Segment Start: The input

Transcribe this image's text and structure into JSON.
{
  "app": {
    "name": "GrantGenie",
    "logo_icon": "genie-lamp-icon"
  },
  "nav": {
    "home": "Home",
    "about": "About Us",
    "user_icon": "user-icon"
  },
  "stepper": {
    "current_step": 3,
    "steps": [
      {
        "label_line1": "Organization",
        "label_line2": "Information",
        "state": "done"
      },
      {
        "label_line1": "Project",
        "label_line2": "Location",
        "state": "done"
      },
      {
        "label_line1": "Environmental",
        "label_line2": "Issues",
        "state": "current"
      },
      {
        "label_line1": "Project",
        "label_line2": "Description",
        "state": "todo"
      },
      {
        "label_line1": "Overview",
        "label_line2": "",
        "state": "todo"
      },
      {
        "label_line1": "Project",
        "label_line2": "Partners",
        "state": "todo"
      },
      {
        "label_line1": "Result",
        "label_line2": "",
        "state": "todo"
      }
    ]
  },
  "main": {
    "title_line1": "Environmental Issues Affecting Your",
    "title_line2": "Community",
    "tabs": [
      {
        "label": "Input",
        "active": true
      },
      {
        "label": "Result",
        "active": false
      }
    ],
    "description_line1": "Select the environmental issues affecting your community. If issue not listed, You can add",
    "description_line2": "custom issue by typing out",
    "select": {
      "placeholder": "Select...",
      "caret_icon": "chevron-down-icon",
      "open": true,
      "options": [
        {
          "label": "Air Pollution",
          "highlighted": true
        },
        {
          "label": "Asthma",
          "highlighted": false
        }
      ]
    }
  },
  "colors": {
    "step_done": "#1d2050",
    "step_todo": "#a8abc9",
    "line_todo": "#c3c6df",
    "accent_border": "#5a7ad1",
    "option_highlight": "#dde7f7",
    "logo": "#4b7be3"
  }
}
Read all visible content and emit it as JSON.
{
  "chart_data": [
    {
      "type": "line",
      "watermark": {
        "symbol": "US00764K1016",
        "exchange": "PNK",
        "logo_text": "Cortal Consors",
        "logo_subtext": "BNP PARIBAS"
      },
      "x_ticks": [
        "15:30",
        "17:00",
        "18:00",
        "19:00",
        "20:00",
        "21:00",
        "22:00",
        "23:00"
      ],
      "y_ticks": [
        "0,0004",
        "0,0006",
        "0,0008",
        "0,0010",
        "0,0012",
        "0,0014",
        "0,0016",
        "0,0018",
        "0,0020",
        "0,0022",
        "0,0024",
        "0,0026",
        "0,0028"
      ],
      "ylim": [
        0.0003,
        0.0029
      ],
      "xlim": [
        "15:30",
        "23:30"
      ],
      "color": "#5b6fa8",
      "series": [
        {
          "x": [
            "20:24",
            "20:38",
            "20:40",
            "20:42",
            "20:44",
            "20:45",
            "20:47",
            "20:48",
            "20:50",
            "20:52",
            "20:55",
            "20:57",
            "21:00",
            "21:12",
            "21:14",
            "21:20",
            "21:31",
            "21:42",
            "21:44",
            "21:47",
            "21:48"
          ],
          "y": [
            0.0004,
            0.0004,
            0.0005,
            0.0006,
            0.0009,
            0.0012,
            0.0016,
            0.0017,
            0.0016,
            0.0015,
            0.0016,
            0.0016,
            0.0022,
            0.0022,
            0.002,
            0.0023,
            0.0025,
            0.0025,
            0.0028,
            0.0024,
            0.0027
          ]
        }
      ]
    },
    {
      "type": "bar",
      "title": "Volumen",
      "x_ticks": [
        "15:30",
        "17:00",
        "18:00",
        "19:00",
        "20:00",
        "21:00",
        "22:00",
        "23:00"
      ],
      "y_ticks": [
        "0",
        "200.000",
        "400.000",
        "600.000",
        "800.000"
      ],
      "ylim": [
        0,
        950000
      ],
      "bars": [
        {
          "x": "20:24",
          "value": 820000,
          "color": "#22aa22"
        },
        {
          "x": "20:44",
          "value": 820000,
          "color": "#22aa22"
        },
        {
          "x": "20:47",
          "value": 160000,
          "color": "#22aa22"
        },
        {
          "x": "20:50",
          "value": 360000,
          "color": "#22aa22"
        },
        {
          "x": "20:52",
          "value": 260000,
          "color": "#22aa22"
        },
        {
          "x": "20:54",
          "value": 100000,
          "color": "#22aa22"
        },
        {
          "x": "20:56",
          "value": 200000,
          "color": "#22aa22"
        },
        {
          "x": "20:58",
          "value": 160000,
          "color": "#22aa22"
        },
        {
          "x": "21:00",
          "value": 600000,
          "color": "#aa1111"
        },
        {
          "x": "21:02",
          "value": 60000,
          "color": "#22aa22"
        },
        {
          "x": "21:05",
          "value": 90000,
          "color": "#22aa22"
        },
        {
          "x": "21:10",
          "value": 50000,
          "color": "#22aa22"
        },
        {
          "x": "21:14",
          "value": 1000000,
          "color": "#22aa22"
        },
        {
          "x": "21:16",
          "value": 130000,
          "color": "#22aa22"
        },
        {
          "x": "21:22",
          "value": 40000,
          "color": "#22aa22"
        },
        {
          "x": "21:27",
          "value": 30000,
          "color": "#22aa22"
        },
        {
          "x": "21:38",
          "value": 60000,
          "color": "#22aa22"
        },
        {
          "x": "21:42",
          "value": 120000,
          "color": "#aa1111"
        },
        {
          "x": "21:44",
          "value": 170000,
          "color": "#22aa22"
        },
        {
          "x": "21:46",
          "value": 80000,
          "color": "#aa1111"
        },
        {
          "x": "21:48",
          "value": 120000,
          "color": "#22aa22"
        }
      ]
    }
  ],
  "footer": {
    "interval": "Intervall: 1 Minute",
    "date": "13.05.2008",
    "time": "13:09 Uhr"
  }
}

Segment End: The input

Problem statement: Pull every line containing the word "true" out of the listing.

Written answer:
        "active": true
      "open": true,
          "highlighted": true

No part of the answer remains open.